Feeds:
Posts
Comments

Posts Tagged ‘Assisi’

It was announced some months ago that Pope Benedict will go to Assisi in October to commemorate Pope John Paul II’s interreligious meeting there in 1986.

Assisi

The stated aim is to witness to peace, and not – as some people have feared – to pray together or to deny the uniqueness of Christ. As Cindy Wooden wrote in January:

He did not actually say anything about praying with members of other religions. Announcing the October gathering, he said he would go to Assisi on pilgrimage and would like representatives of other Christian confessions and other world religions to join him there to commemorate Pope John Paul’s “historic gesture” and to “solemnly renew the commitment of believers of every religion to live their own religious faith as a service in the cause of peace.”

While Pope Benedict may be more open to interreligious dialogue than some of the most conservative Christians would like, he continues to insist that dialogue must be honest about the differences existing between religions and that joint activities should acknowledge those differences.

John Allen, more recently, looks as the significance of the coming meeting.

Movers and shakers in Rome are well aware that John Paul II’s 1986 interreligious summit was among the iconic moments of his papacy. It helped make the pope a global point of reference, it enhanced the effectiveness of Vatican diplomacy, and it boosted the moral authority of the church.

Today, the Vatican could use another win like that in the court of public opinion. In the West, it faces a hostile political and legal environment, with Ireland even threatening to breach the sanctity of the confessional. In other parts of the world, it needs the good will of governments and leaders of other faiths to protect Christians under fire. Tuesday’s car bomb attack against a Syro-Catholic church in Kirkuk, Iraq, offers tragic proof of the point.

A high-profile public event such as Assisi, which showcases the papacy’s unique capacity to bring religions together, could be a real boon — provided, of course, it doesn’t turn in to another PR debacle.

Assisi is also important to Benedict XVI. Although he’s made great strides in inter-faith relations, especially with Islam, in some quarters he’s still dogged by the image of a cultural warrior associated with a September 2006 speech in Regensburg, in which he quoted a Byzantine emperor critical of Muhammad.

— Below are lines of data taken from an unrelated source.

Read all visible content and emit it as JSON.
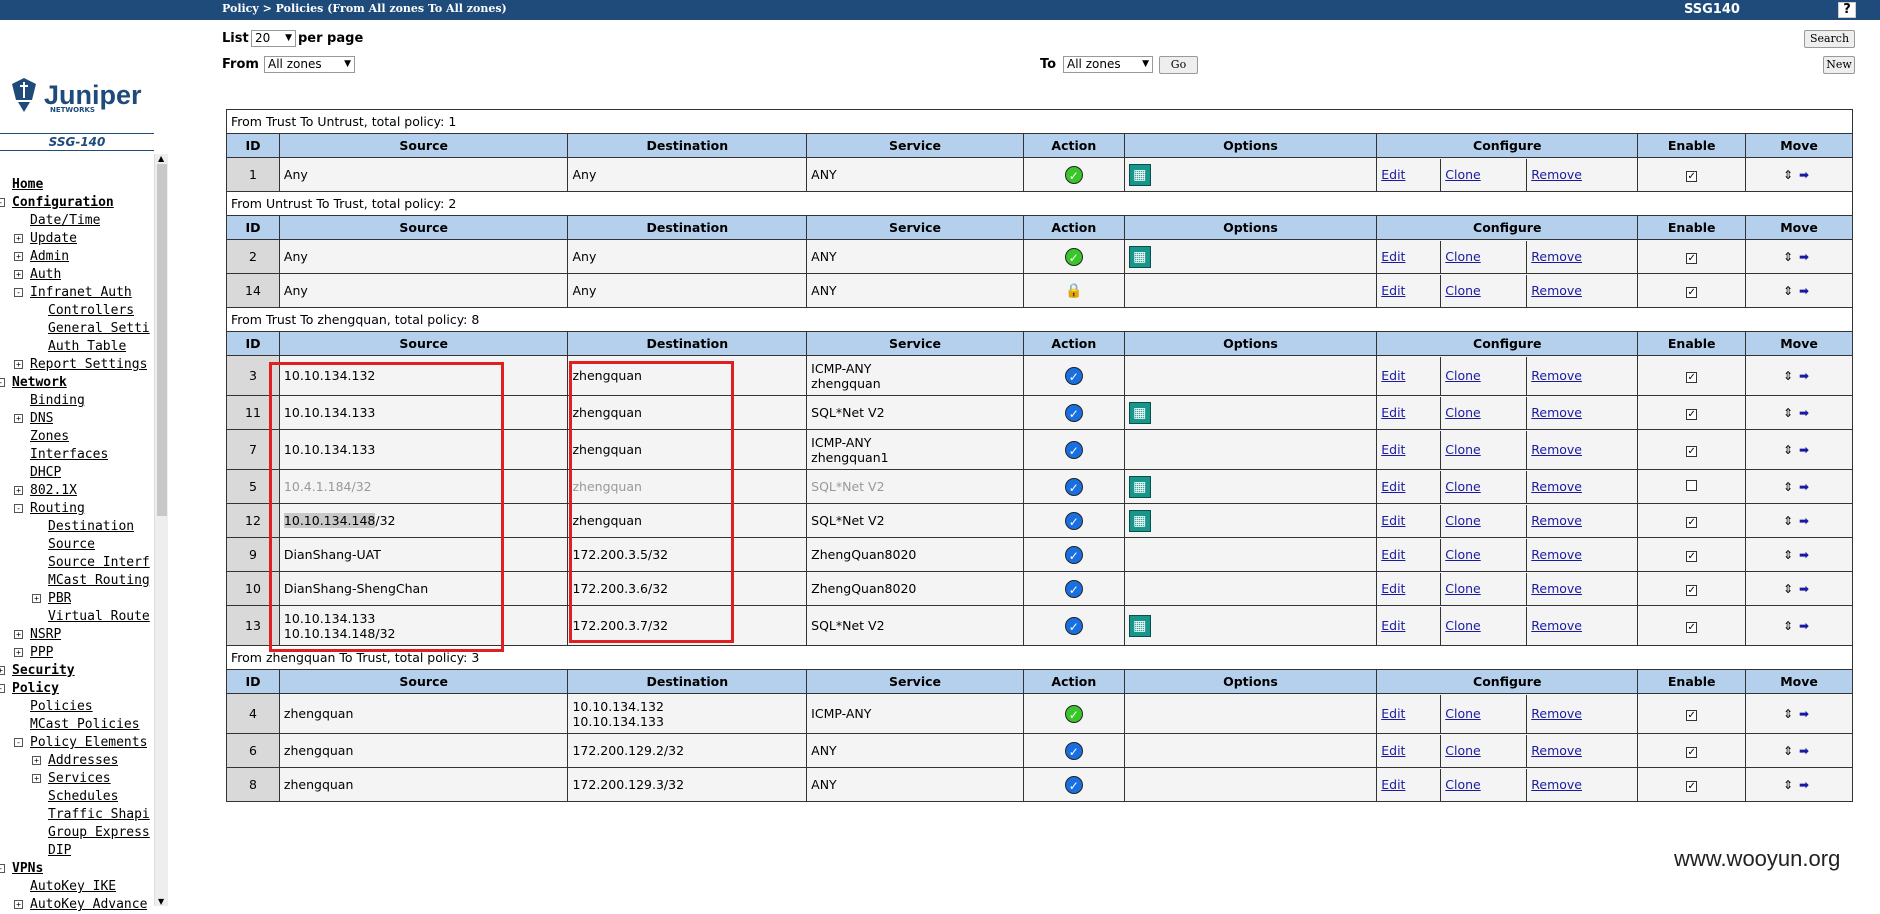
{
  "header": {
    "breadcrumb": "Policy > Policies (From All zones To All zones)",
    "device": "SSG140",
    "help": "?"
  },
  "sidebar": {
    "logo": "Juniper",
    "logo_sub": "NETWORKS",
    "model": "SSG-140",
    "items": [
      {
        "label": "Home",
        "indent": 0,
        "bold": true,
        "toggle": ""
      },
      {
        "label": "Configuration",
        "indent": 0,
        "bold": true,
        "toggle": "-"
      },
      {
        "label": "Date/Time",
        "indent": 1,
        "bold": false,
        "toggle": ""
      },
      {
        "label": "Update",
        "indent": 1,
        "bold": false,
        "toggle": "+"
      },
      {
        "label": "Admin",
        "indent": 1,
        "bold": false,
        "toggle": "+"
      },
      {
        "label": "Auth",
        "indent": 1,
        "bold": false,
        "toggle": "+"
      },
      {
        "label": "Infranet Auth",
        "indent": 1,
        "bold": false,
        "toggle": "-"
      },
      {
        "label": "Controllers",
        "indent": 2,
        "bold": false,
        "toggle": ""
      },
      {
        "label": "General Setti",
        "indent": 2,
        "bold": false,
        "toggle": ""
      },
      {
        "label": "Auth Table",
        "indent": 2,
        "bold": false,
        "toggle": ""
      },
      {
        "label": "Report Settings",
        "indent": 1,
        "bold": false,
        "toggle": "+"
      },
      {
        "label": "Network",
        "indent": 0,
        "bold": true,
        "toggle": "-"
      },
      {
        "label": "Binding",
        "indent": 1,
        "bold": false,
        "toggle": ""
      },
      {
        "label": "DNS",
        "indent": 1,
        "bold": false,
        "toggle": "+"
      },
      {
        "label": "Zones",
        "indent": 1,
        "bold": false,
        "toggle": ""
      },
      {
        "label": "Interfaces",
        "indent": 1,
        "bold": false,
        "toggle": ""
      },
      {
        "label": "DHCP",
        "indent": 1,
        "bold": false,
        "toggle": ""
      },
      {
        "label": "802.1X",
        "indent": 1,
        "bold": false,
        "toggle": "+"
      },
      {
        "label": "Routing",
        "indent": 1,
        "bold": false,
        "toggle": "-"
      },
      {
        "label": "Destination",
        "indent": 2,
        "bold": false,
        "toggle": ""
      },
      {
        "label": "Source",
        "indent": 2,
        "bold": false,
        "toggle": ""
      },
      {
        "label": "Source Interf",
        "indent": 2,
        "bold": false,
        "toggle": ""
      },
      {
        "label": "MCast Routing",
        "indent": 2,
        "bold": false,
        "toggle": ""
      },
      {
        "label": "PBR",
        "indent": 2,
        "bold": false,
        "toggle": "+"
      },
      {
        "label": "Virtual Route",
        "indent": 2,
        "bold": false,
        "toggle": ""
      },
      {
        "label": "NSRP",
        "indent": 1,
        "bold": false,
        "toggle": "+"
      },
      {
        "label": "PPP",
        "indent": 1,
        "bold": false,
        "toggle": "+"
      },
      {
        "label": "Security",
        "indent": 0,
        "bold": true,
        "toggle": "+"
      },
      {
        "label": "Policy",
        "indent": 0,
        "bold": true,
        "toggle": "-"
      },
      {
        "label": "Policies",
        "indent": 1,
        "bold": false,
        "toggle": ""
      },
      {
        "label": "MCast Policies",
        "indent": 1,
        "bold": false,
        "toggle": ""
      },
      {
        "label": "Policy Elements",
        "indent": 1,
        "bold": false,
        "toggle": "-"
      },
      {
        "label": "Addresses",
        "indent": 2,
        "bold": false,
        "toggle": "+"
      },
      {
        "label": "Services",
        "indent": 2,
        "bold": false,
        "toggle": "+"
      },
      {
        "label": "Schedules",
        "indent": 2,
        "bold": false,
        "toggle": ""
      },
      {
        "label": "Traffic Shapi",
        "indent": 2,
        "bold": false,
        "toggle": ""
      },
      {
        "label": "Group Express",
        "indent": 2,
        "bold": false,
        "toggle": ""
      },
      {
        "label": "DIP",
        "indent": 2,
        "bold": false,
        "toggle": ""
      },
      {
        "label": "VPNs",
        "indent": 0,
        "bold": true,
        "toggle": "-"
      },
      {
        "label": "AutoKey IKE",
        "indent": 1,
        "bold": false,
        "toggle": ""
      },
      {
        "label": "AutoKey Advance",
        "indent": 1,
        "bold": false,
        "toggle": "+"
      }
    ]
  },
  "toolbar": {
    "list_label": "List",
    "list_value": "20",
    "per_page": "per page",
    "from_label": "From",
    "from_value": "All zones",
    "to_label": "To",
    "to_value": "All zones",
    "go": "Go",
    "search": "Search",
    "new": "New"
  },
  "columns": [
    "ID",
    "Source",
    "Destination",
    "Service",
    "Action",
    "Options",
    "Configure",
    "Enable",
    "Move"
  ],
  "config_links": [
    "Edit",
    "Clone",
    "Remove"
  ],
  "sections": [
    {
      "title": "From Trust To Untrust, total policy: 1",
      "rows": [
        {
          "id": "1",
          "source": [
            "Any"
          ],
          "destination": [
            "Any"
          ],
          "service": [
            "ANY"
          ],
          "action": "permit",
          "options": true,
          "enabled": true,
          "disabled_text": false
        }
      ]
    },
    {
      "title": "From Untrust To Trust, total policy: 2",
      "rows": [
        {
          "id": "2",
          "source": [
            "Any"
          ],
          "destination": [
            "Any"
          ],
          "service": [
            "ANY"
          ],
          "action": "permit",
          "options": true,
          "enabled": true,
          "disabled_text": false
        },
        {
          "id": "14",
          "source": [
            "Any"
          ],
          "destination": [
            "Any"
          ],
          "service": [
            "ANY"
          ],
          "action": "deny",
          "options": false,
          "enabled": true,
          "disabled_text": false
        }
      ]
    },
    {
      "title": "From Trust To zhengquan, total policy: 8",
      "rows": [
        {
          "id": "3",
          "source": [
            "10.10.134.132"
          ],
          "destination": [
            "zhengquan"
          ],
          "service": [
            "ICMP-ANY",
            "zhengquan"
          ],
          "action": "tunnel",
          "options": false,
          "enabled": true,
          "disabled_text": false
        },
        {
          "id": "11",
          "source": [
            "10.10.134.133"
          ],
          "destination": [
            "zhengquan"
          ],
          "service": [
            "SQL*Net V2"
          ],
          "action": "tunnel",
          "options": true,
          "enabled": true,
          "disabled_text": false
        },
        {
          "id": "7",
          "source": [
            "10.10.134.133"
          ],
          "destination": [
            "zhengquan"
          ],
          "service": [
            "ICMP-ANY",
            "zhengquan1"
          ],
          "action": "tunnel",
          "options": false,
          "enabled": true,
          "disabled_text": false
        },
        {
          "id": "5",
          "source": [
            "10.4.1.184/32"
          ],
          "destination": [
            "zhengquan"
          ],
          "service": [
            "SQL*Net V2"
          ],
          "action": "tunnel",
          "options": true,
          "enabled": false,
          "disabled_text": true
        },
        {
          "id": "12",
          "source": [
            "10.10.134.148/32"
          ],
          "destination": [
            "zhengquan"
          ],
          "service": [
            "SQL*Net V2"
          ],
          "action": "tunnel",
          "options": true,
          "enabled": true,
          "disabled_text": false
        },
        {
          "id": "9",
          "source": [
            "DianShang-UAT"
          ],
          "destination": [
            "172.200.3.5/32"
          ],
          "service": [
            "ZhengQuan8020"
          ],
          "action": "tunnel",
          "options": false,
          "enabled": true,
          "disabled_text": false
        },
        {
          "id": "10",
          "source": [
            "DianShang-ShengChan"
          ],
          "destination": [
            "172.200.3.6/32"
          ],
          "service": [
            "ZhengQuan8020"
          ],
          "action": "tunnel",
          "options": false,
          "enabled": true,
          "disabled_text": false
        },
        {
          "id": "13",
          "source": [
            "10.10.134.133",
            "10.10.134.148/32"
          ],
          "destination": [
            "172.200.3.7/32"
          ],
          "service": [
            "SQL*Net V2"
          ],
          "action": "tunnel",
          "options": true,
          "enabled": true,
          "disabled_text": false
        }
      ]
    },
    {
      "title": "From zhengquan To Trust, total policy: 3",
      "rows": [
        {
          "id": "4",
          "source": [
            "zhengquan"
          ],
          "destination": [
            "10.10.134.132",
            "10.10.134.133"
          ],
          "service": [
            "ICMP-ANY"
          ],
          "action": "permit",
          "options": false,
          "enabled": true,
          "disabled_text": false
        },
        {
          "id": "6",
          "source": [
            "zhengquan"
          ],
          "destination": [
            "172.200.129.2/32"
          ],
          "service": [
            "ANY"
          ],
          "action": "tunnel",
          "options": false,
          "enabled": true,
          "disabled_text": false
        },
        {
          "id": "8",
          "source": [
            "zhengquan"
          ],
          "destination": [
            "172.200.129.3/32"
          ],
          "service": [
            "ANY"
          ],
          "action": "tunnel",
          "options": false,
          "enabled": true,
          "disabled_text": false
        }
      ]
    }
  ],
  "watermark": "www.wooyun.org",
  "colors": {
    "topbar": "#1e4b7a",
    "header_row": "#b5d0ec",
    "highlight_box": "#e02020"
  }
}
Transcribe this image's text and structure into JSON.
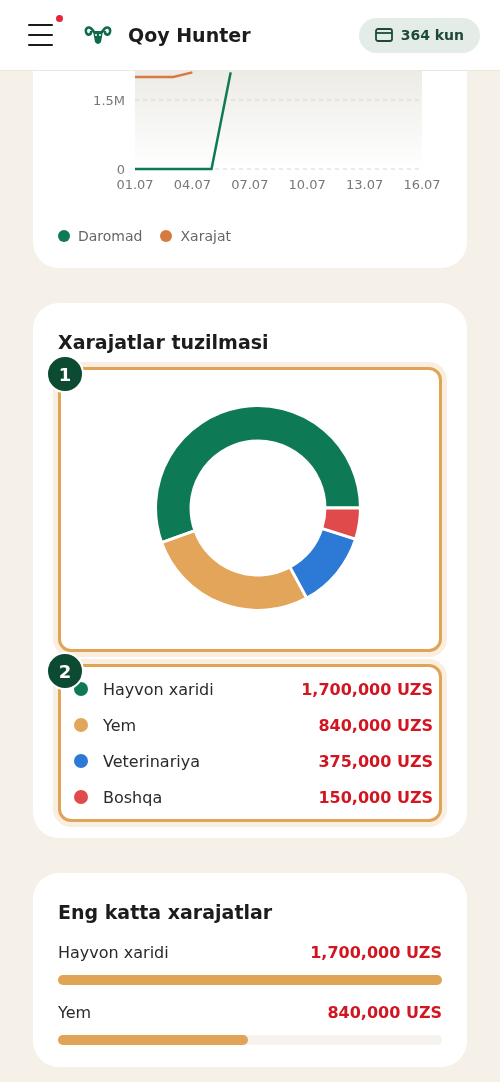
{
  "header": {
    "app_name": "Qoy Hunter",
    "notification_dot": true,
    "days_pill": "364 kun"
  },
  "income_chart": {
    "chart_data": {
      "type": "line",
      "categories": [
        "01.07",
        null,
        null,
        "04.07",
        null,
        null,
        "07.07",
        null,
        null,
        "10.07",
        null,
        null,
        "13.07",
        null,
        null,
        "16.07"
      ],
      "ylim": [
        0,
        2130000
      ],
      "yticks": [
        {
          "value": 0,
          "label": "0"
        },
        {
          "value": 1500000,
          "label": "1.5M"
        }
      ],
      "series": [
        {
          "name": "Daromad",
          "color": "#0e7a55",
          "values": [
            0,
            0,
            0,
            0,
            0,
            2100000,
            null,
            null,
            null,
            null,
            null,
            null,
            null,
            null,
            null,
            null
          ]
        },
        {
          "name": "Xarajat",
          "color": "#d77a42",
          "values": [
            2000000,
            2000000,
            2000000,
            2100000,
            null,
            null,
            null,
            null,
            null,
            null,
            null,
            null,
            null,
            null,
            null,
            null
          ]
        }
      ]
    }
  },
  "structure": {
    "title": "Xarajatlar tuzilmasi",
    "chart_badge": "1",
    "legend_badge": "2",
    "chart_data": {
      "type": "donut",
      "values": [
        55.5,
        27.4,
        12.2,
        4.9
      ]
    },
    "legend": [
      {
        "label": "Hayvon xaridi",
        "value": "1,700,000 UZS",
        "color": "#0e7a55"
      },
      {
        "label": "Yem",
        "value": "840,000 UZS",
        "color": "#e2a55a"
      },
      {
        "label": "Veterinariya",
        "value": "375,000 UZS",
        "color": "#2c79d6"
      },
      {
        "label": "Boshqa",
        "value": "150,000 UZS",
        "color": "#e04a4a"
      }
    ]
  },
  "top_expenses": {
    "title": "Eng katta xarajatlar",
    "items": [
      {
        "label": "Hayvon xaridi",
        "value": "1,700,000 UZS",
        "level": 1
      },
      {
        "label": "Yem",
        "value": "840,000 UZS",
        "level": 0.494
      }
    ]
  }
}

Given all that, one can expect Vatican officials to act with alacrity to put out any potential fires related to the Assisi summit.

Naturally, the fact that then-Cardinal Joseph Ratzinger was among those seen as ambivalent about Assisi back in ’86 also lends subtext to the October edition. In light of that history, Vatican officials will bend over backwards to insist that this is not, as Koch put it, a “syncretistic act.”

I look forward to seeing what actually happens, as well as listening to what is said, since the visual symbolism of these meetings can often say far more than the words that are spoken.

Read Full Post »

My other highlight from the Royal Wedding was the trees that were brought into the nave of Westminster Abbey. It wasn’t just that they beautified the interior of the Abbey, like an oversized bunch of carefully arranged flowers; it was the magical sense they created that by entering into this building you were actually going out into another completely different world.

I’ve always loved this kind of illusion. It demonstrates how going inside can sometimes take you outside; how fixing your glance on something small can sometimes make your vision much broader. It’s like a metaphor for the power of the imagination itself, which uses something ordinary to transport you somewhere extraordinary. The very act of reading, for example – so still, so stationary, so solitary – is to float up into another world, or fall down into a rabbit-hole of adventure.

The trees in Westminster Abbey made me think of one of my favourite childhood books, Where the Wild Things Are, by Maurice Sendak, where the inner walls of Max’s bedroom are transformed into the treescape of a terrifying jungle. And the wallpaper in David Bowie’s The Man Who Fell to Earth that turned his sitting room into an autumnal forest. And Lucy clambering through the wardrobe as the coats turned into leaves and branches and the darkness opened out into the forest snow of Narnia. And Dr Who stepping into the Tardis.

My favourite example of this kind of imaginative inversion is St Francis of Assisi’s Portiuncula. This is the little medieval chapel that once sat in the forest in the plain below Assisi. But they cut down the trees and built an enormous basilica over the entire chapel. So now you leave the streets, walk into the Church of St Mary of the Angels, and instead of being ‘inside’ you are transported ‘outside’ to the forest glade surrounding the chapel. Every time I have been there I have been struck with child-like wonder.

Read Full Post »

%d bloggers like this: